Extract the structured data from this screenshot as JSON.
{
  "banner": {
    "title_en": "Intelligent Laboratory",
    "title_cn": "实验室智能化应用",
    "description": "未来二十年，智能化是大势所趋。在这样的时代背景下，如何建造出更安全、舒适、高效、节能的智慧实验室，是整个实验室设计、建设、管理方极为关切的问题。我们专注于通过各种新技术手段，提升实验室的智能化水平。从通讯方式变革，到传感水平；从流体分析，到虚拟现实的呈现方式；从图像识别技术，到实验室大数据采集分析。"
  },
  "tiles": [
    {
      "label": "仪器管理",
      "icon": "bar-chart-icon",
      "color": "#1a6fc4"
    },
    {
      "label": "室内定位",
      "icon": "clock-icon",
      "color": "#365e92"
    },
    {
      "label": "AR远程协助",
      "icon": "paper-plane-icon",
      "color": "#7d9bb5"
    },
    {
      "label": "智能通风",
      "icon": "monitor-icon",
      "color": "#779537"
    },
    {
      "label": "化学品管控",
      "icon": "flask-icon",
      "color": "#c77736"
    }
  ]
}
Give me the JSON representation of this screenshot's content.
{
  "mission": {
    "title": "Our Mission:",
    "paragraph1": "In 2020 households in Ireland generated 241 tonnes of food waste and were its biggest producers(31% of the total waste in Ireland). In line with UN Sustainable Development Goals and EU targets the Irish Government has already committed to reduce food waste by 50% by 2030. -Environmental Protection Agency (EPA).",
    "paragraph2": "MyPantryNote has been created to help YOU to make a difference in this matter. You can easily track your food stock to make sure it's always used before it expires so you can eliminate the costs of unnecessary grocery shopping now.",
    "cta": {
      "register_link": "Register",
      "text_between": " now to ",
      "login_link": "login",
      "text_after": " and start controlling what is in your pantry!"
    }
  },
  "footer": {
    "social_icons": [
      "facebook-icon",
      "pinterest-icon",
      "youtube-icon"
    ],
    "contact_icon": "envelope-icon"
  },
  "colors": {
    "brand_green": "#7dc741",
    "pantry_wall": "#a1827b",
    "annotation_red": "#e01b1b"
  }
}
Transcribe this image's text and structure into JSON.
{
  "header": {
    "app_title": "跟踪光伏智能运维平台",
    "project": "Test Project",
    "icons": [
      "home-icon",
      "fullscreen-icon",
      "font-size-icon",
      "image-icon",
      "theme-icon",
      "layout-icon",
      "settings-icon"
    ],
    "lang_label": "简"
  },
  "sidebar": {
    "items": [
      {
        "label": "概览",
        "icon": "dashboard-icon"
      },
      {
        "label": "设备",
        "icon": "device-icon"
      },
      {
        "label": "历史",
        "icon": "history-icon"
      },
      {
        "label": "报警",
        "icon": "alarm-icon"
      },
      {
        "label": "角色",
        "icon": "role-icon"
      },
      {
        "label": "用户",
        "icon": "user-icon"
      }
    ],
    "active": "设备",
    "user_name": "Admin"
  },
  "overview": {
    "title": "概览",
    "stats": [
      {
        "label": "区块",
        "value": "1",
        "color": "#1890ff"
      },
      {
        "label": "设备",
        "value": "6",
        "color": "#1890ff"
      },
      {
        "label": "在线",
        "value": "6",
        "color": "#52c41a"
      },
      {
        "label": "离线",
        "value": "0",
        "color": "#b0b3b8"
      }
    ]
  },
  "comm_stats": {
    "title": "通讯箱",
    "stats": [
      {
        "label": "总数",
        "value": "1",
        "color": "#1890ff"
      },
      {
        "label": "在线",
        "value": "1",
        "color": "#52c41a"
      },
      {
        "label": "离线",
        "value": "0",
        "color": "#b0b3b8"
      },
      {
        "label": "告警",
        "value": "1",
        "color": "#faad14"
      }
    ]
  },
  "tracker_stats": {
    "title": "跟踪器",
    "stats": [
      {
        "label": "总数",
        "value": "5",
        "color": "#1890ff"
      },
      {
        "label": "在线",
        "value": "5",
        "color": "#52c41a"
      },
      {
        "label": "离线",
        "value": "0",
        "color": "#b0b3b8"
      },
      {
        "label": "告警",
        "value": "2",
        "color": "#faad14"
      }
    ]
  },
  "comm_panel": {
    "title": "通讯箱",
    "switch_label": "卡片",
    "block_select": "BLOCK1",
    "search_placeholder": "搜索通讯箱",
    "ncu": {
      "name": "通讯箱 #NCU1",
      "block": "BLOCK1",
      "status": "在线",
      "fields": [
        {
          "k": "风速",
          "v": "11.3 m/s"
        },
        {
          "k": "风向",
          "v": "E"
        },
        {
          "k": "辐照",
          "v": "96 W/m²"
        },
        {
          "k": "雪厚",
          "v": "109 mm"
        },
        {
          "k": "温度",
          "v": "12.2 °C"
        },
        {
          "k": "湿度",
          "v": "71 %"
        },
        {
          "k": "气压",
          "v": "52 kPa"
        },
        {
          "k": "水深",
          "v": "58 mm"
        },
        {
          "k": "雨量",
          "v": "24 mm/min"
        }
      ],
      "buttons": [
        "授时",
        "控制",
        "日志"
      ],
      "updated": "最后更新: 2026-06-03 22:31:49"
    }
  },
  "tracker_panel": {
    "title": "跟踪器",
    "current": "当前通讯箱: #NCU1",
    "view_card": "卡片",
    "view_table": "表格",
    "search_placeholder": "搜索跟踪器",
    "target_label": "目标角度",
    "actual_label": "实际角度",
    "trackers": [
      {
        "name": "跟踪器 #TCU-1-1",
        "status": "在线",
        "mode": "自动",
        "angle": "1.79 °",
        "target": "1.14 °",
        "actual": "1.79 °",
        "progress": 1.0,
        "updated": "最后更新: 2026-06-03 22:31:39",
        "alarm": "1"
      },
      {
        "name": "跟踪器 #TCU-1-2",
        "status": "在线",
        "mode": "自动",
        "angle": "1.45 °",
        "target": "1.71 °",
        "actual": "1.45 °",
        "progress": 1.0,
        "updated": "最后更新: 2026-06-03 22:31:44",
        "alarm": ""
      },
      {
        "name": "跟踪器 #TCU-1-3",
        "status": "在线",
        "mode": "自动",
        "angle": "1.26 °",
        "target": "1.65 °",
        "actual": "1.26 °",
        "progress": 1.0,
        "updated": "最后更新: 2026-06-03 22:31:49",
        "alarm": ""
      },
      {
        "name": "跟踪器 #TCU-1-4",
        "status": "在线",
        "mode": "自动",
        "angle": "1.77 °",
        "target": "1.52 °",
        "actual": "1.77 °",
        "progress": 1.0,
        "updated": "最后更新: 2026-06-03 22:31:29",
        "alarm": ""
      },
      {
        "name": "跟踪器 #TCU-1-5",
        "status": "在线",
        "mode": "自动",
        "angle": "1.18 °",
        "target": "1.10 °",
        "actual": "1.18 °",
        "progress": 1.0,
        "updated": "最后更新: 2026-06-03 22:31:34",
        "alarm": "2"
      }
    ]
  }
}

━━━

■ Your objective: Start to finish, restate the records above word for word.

■ Exercise output:
Extract the structured data from this screenshot as JSON.
{
  "banner": {
    "title_en": "Intelligent Laboratory",
    "title_cn": "实验室智能化应用",
    "description": "未来二十年，智能化是大势所趋。在这样的时代背景下，如何建造出更安全、舒适、高效、节能的智慧实验室，是整个实验室设计、建设、管理方极为关切的问题。我们专注于通过各种新技术手段，提升实验室的智能化水平。从通讯方式变革，到传感水平；从流体分析，到虚拟现实的呈现方式；从图像识别技术，到实验室大数据采集分析。"
  },
  "tiles": [
    {
      "label": "仪器管理",
      "icon": "bar-chart-icon",
      "color": "#1a6fc4"
    },
    {
      "label": "室内定位",
      "icon": "clock-icon",
      "color": "#365e92"
    },
    {
      "label": "AR远程协助",
      "icon": "paper-plane-icon",
      "color": "#7d9bb5"
    },
    {
      "label": "智能通风",
      "icon": "monitor-icon",
      "color": "#779537"
    },
    {
      "label": "化学品管控",
      "icon": "flask-icon",
      "color": "#c77736"
    }
  ]
}
Give me the JSON representation of this screenshot's content.
{
  "mission": {
    "title": "Our Mission:",
    "paragraph1": "In 2020 households in Ireland generated 241 tonnes of food waste and were its biggest producers(31% of the total waste in Ireland). In line with UN Sustainable Development Goals and EU targets the Irish Government has already committed to reduce food waste by 50% by 2030. -Environmental Protection Agency (EPA).",
    "paragraph2": "MyPantryNote has been created to help YOU to make a difference in this matter. You can easily track your food stock to make sure it's always used before it expires so you can eliminate the costs of unnecessary grocery shopping now.",
    "cta": {
      "register_link": "Register",
      "text_between": " now to ",
      "login_link": "login",
      "text_after": " and start controlling what is in your pantry!"
    }
  },
  "footer": {
    "social_icons": [
      "facebook-icon",
      "pinterest-icon",
      "youtube-icon"
    ],
    "contact_icon": "envelope-icon"
  },
  "colors": {
    "brand_green": "#7dc741",
    "pantry_wall": "#a1827b",
    "annotation_red": "#e01b1b"
  }
}
Transcribe this image's text and structure into JSON.
{
  "header": {
    "app_title": "跟踪光伏智能运维平台",
    "project": "Test Project",
    "icons": [
      "home-icon",
      "fullscreen-icon",
      "font-size-icon",
      "image-icon",
      "theme-icon",
      "layout-icon",
      "settings-icon"
    ],
    "lang_label": "简"
  },
  "sidebar": {
    "items": [
      {
        "label": "概览",
        "icon": "dashboard-icon"
      },
      {
        "label": "设备",
        "icon": "device-icon"
      },
      {
        "label": "历史",
        "icon": "history-icon"
      },
      {
        "label": "报警",
        "icon": "alarm-icon"
      },
      {
        "label": "角色",
        "icon": "role-icon"
      },
      {
        "label": "用户",
        "icon": "user-icon"
      }
    ],
    "active": "设备",
    "user_name": "Admin"
  },
  "overview": {
    "title": "概览",
    "stats": [
      {
        "label": "区块",
        "value": "1",
        "color": "#1890ff"
      },
      {
        "label": "设备",
        "value": "6",
        "color": "#1890ff"
      },
      {
        "label": "在线",
        "value": "6",
        "color": "#52c41a"
      },
      {
        "label": "离线",
        "value": "0",
        "color": "#b0b3b8"
      }
    ]
  },
  "comm_stats": {
    "title": "通讯箱",
    "stats": [
      {
        "label": "总数",
        "value": "1",
        "color": "#1890ff"
      },
      {
        "label": "在线",
        "value": "1",
        "color": "#52c41a"
      },
      {
        "label": "离线",
        "value": "0",
        "color": "#b0b3b8"
      },
      {
        "label": "告警",
        "value": "1",
        "color": "#faad14"
      }
    ]
  },
  "tracker_stats": {
    "title": "跟踪器",
    "stats": [
      {
        "label": "总数",
        "value": "5",
        "color": "#1890ff"
      },
      {
        "label": "在线",
        "value": "5",
        "color": "#52c41a"
      },
      {
        "label": "离线",
        "value": "0",
        "color": "#b0b3b8"
      },
      {
        "label": "告警",
        "value": "2",
        "color": "#faad14"
      }
    ]
  },
  "comm_panel": {
    "title": "通讯箱",
    "switch_label": "卡片",
    "block_select": "BLOCK1",
    "search_placeholder": "搜索通讯箱",
    "ncu": {
      "name": "通讯箱 #NCU1",
      "block": "BLOCK1",
      "status": "在线",
      "fields": [
        {
          "k": "风速",
          "v": "11.3 m/s"
        },
        {
          "k": "风向",
          "v": "E"
        },
        {
          "k": "辐照",
          "v": "96 W/m²"
        },
        {
          "k": "雪厚",
          "v": "109 mm"
        },
        {
          "k": "温度",
          "v": "12.2 °C"
        },
        {
          "k": "湿度",
          "v": "71 %"
        },
        {
          "k": "气压",
          "v": "52 kPa"
        },
        {
          "k": "水深",
          "v": "58 mm"
        },
        {
          "k": "雨量",
          "v": "24 mm/min"
        }
      ],
      "buttons": [
        "授时",
        "控制",
        "日志"
      ],
      "updated": "最后更新: 2026-06-03 22:31:49"
    }
  },
  "tracker_panel": {
    "title": "跟踪器",
    "current": "当前通讯箱: #NCU1",
    "view_card": "卡片",
    "view_table": "表格",
    "search_placeholder": "搜索跟踪器",
    "target_label": "目标角度",
    "actual_label": "实际角度",
    "trackers": [
      {
        "name": "跟踪器 #TCU-1-1",
        "status": "在线",
        "mode": "自动",
        "angle": "1.79 °",
        "target": "1.14 °",
        "actual": "1.79 °",
        "progress": 1.0,
        "updated": "最后更新: 2026-06-03 22:31:39",
        "alarm": "1"
      },
      {
        "name": "跟踪器 #TCU-1-2",
        "status": "在线",
        "mode": "自动",
        "angle": "1.45 °",
        "target": "1.71 °",
        "actual": "1.45 °",
        "progress": 1.0,
        "updated": "最后更新: 2026-06-03 22:31:44",
        "alarm": ""
      },
      {
        "name": "跟踪器 #TCU-1-3",
        "status": "在线",
        "mode": "自动",
        "angle": "1.26 °",
        "target": "1.65 °",
        "actual": "1.26 °",
        "progress": 1.0,
        "updated": "最后更新: 2026-06-03 22:31:49",
        "alarm": ""
      },
      {
        "name": "跟踪器 #TCU-1-4",
        "status": "在线",
        "mode": "自动",
        "angle": "1.77 °",
        "target": "1.52 °",
        "actual": "1.77 °",
        "progress": 1.0,
        "updated": "最后更新: 2026-06-03 22:31:29",
        "alarm": ""
      },
      {
        "name": "跟踪器 #TCU-1-5",
        "status": "在线",
        "mode": "自动",
        "angle": "1.18 °",
        "target": "1.10 °",
        "actual": "1.18 °",
        "progress": 1.0,
        "updated": "最后更新: 2026-06-03 22:31:34",
        "alarm": "2"
      }
    ]
  }
}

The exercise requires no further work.